Rooftop Spa in Szechenyi Bath
In 2009 Szechenyi Bath got a real spa oasis, a rooftop spa called Palm House. It is an actual Palm House with nice palm trees and other exotic plants that love the heat of the thermal baths and the lots of sunshine and light coming through the glass roof. The Palm House has a pleasant air and environment.
Spa Parties in Szechenyi Bath
Or the addition of Szecska sparties in 2010, when an amazing bath party series started to make Szechenyi Baths an exciting and futuristic venue for the younger generation. By the way, no one knows when locals started to call Szechenyi Baths “Szecska” as a nickname (sech-kah), but the spa parties are called Szecska to show that we love Szechenyi Furdo.
Much of Szechenyi Baths have been restored since 1997: the public pools and thermal baths had been restored for ten years, but even these days there are restoration works in some parts of Szechenyi Furdo, for instance in the 51 (!) private baths, which seem square bath tubs built in the floor with contemporary standards, but in the 1910s, they were extremely luxurious medicinal baths with modern treatments.
Szechenyi Baths Hot Springs in Budapest Zoo
The hot spring waters of Szechenyi Baths are re-cycled in two ways. First of all, the used thermal waters are channeled into the artificial lake in the City Park (which is a boating lake in summer months, and a skating rink in winter months).
Further, the heat of the thermal well is recycled in Budapest Zoo in various ways. Most importantly, since September 2011, the heat of the bath waters are recycled in the Budapest Zoo to supply warm air for the animals and in 40 of the buildings in the zoo (two thirds of the zoo), this way halving the costs of gas heating.
Also, the hippos in the Budapest Zoo are enjoying geothermal waters from Szechenyi Furdo. Some experts believe that the thermal waters enabled the hippo couple to get a little baby hippo in captivity (hippos do not replicate in captivity, so this was a big success), making the mom hippo fertile.
Water Palace with Aqua Motifs
The architecture of the Szechenyi Thermal Bath palace is dominated by Neo-Baroque and Neo-Renaissance. The building is rich in water metaphors and water allegories in its rich decorations.
There are many aqua motifs, statues related to water mythologies, water gods and goddesses, as well as the history of humanity and water (drinking, hot water, irrigation, etc).
You can see water monsters mixed with fish, swans, dolphins, shells, clams and mermaids, in statues or in fantastic detailed mosaics, on the lamp posts, in the reliefs on the walls, etc.
To mention some of the outstanding artists of the beautiful decorations in Szechenyi Baths:
- Cupola Mosaics made by Miksa Roth based on the designs of Zsigmond Vajda (the Cupola Room in Szechenyi Baths is free to visit, so feel free to take a peek inside): the central mosaic piece depicts the Sun God Helios on his Quadringa.

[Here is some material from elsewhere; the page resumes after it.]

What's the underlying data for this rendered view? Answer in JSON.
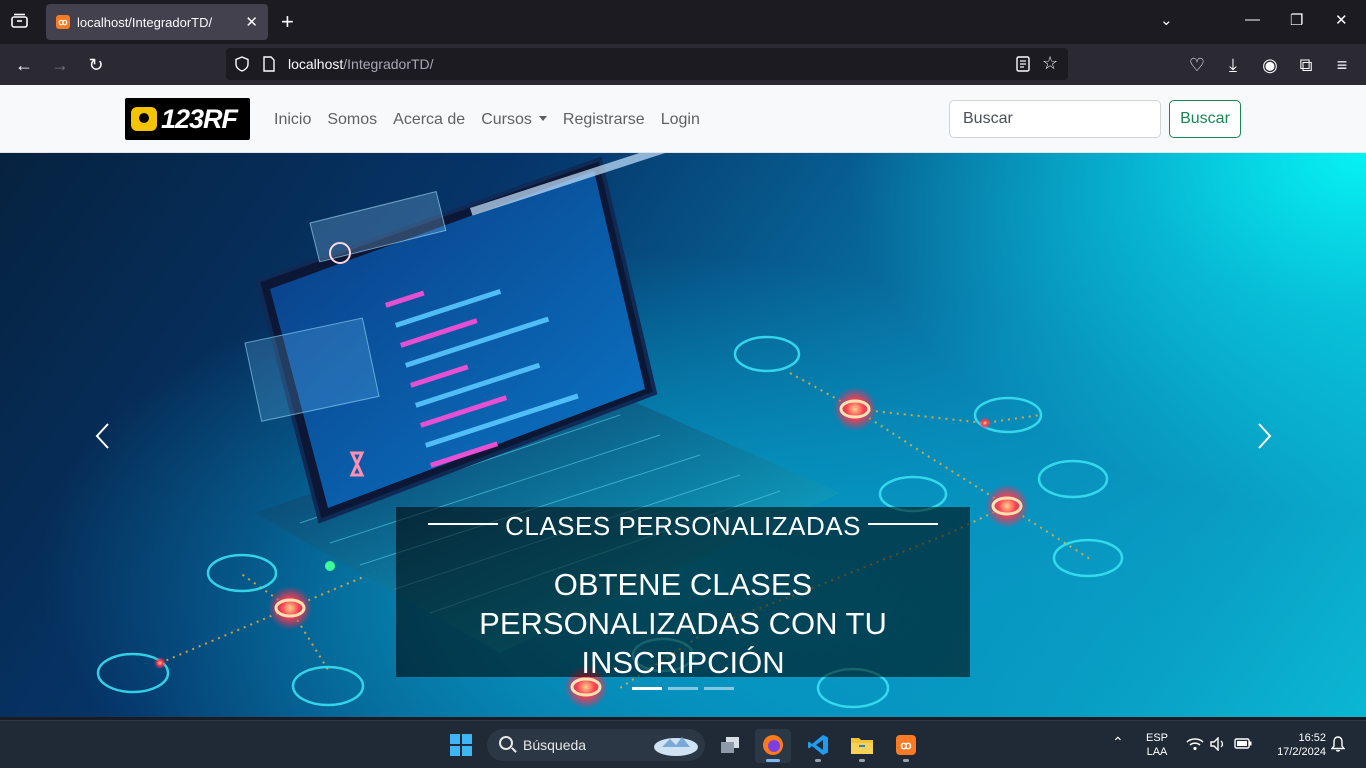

Around Helios, you can see the Zodiac signs. The semi-circular mosaics show ancient water scenes from Egypt, Greece, Rome and the East.
- Painted Windows are the works of Miksa Roth

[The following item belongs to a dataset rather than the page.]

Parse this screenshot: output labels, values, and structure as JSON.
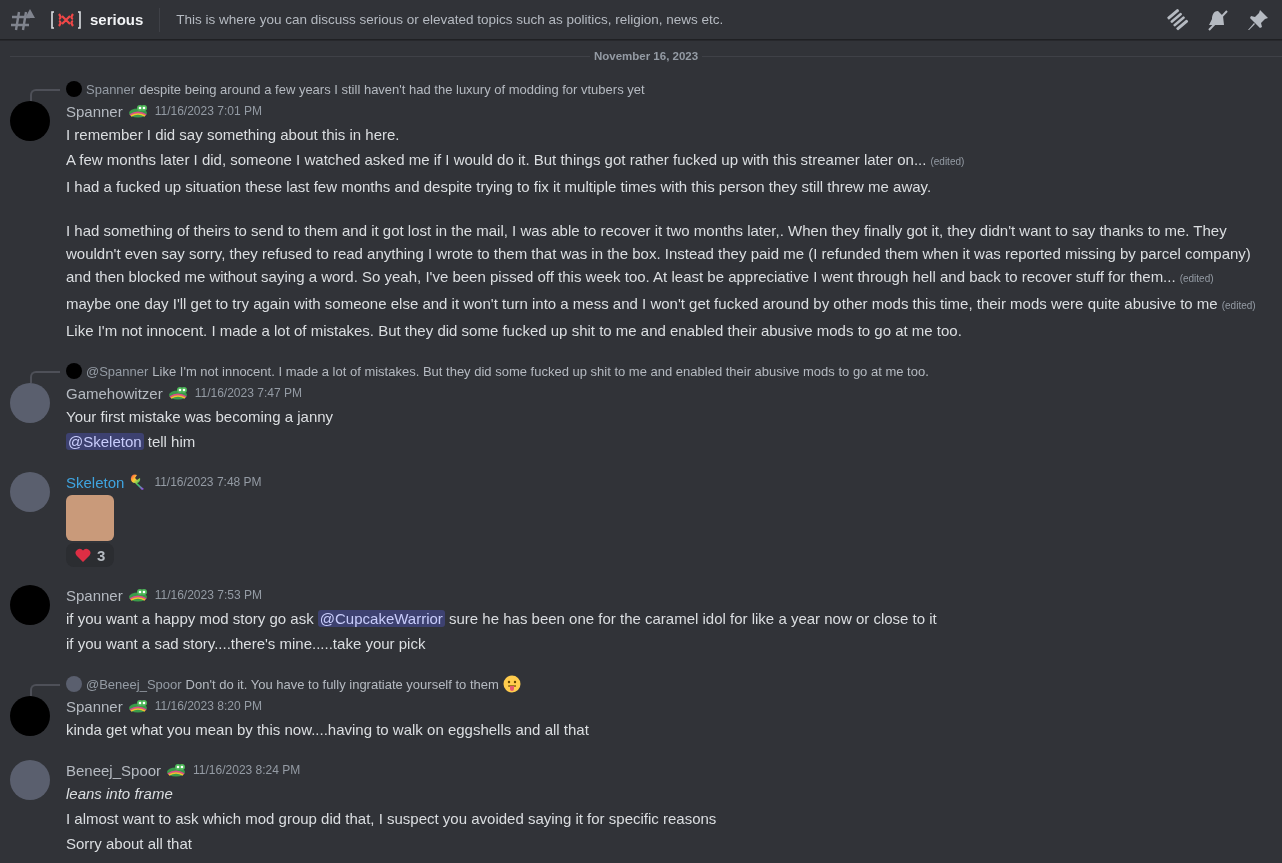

- Statues of Dolphins and Swans by Bela Markup, Statues of Putto Angels, Masks, and Column heads were made by Geza Maroti, Statue of Girl with Jug made by Ference Medgyessy, Tryton statues (equestrian statues with fish-tailed horses) at the main entrance under the dome: the works of Gyorgy Vastagh, Gyula Bezeredy, Dezso Lanyi and Istvan Szentgyorgyietc. Further Hungarian acclaimed artists: Ede Telcs, Ede Margo, Fulop O Beck, Pal Patzay
- Decorative Metalwork, such as the Cover Panels of Radiators, Consols by Gyula Jungfer (feels like Art Deco)
- The Centaur Statue and Fountain called Fishing Triton made by Jozsef Rona is in the hall at the main entrance
- The tiles on the walls were made in the Zsolnay Majolica Tile Factory (most of the colorful tiles on Budapest roofs were made by the Zsolnay Factory)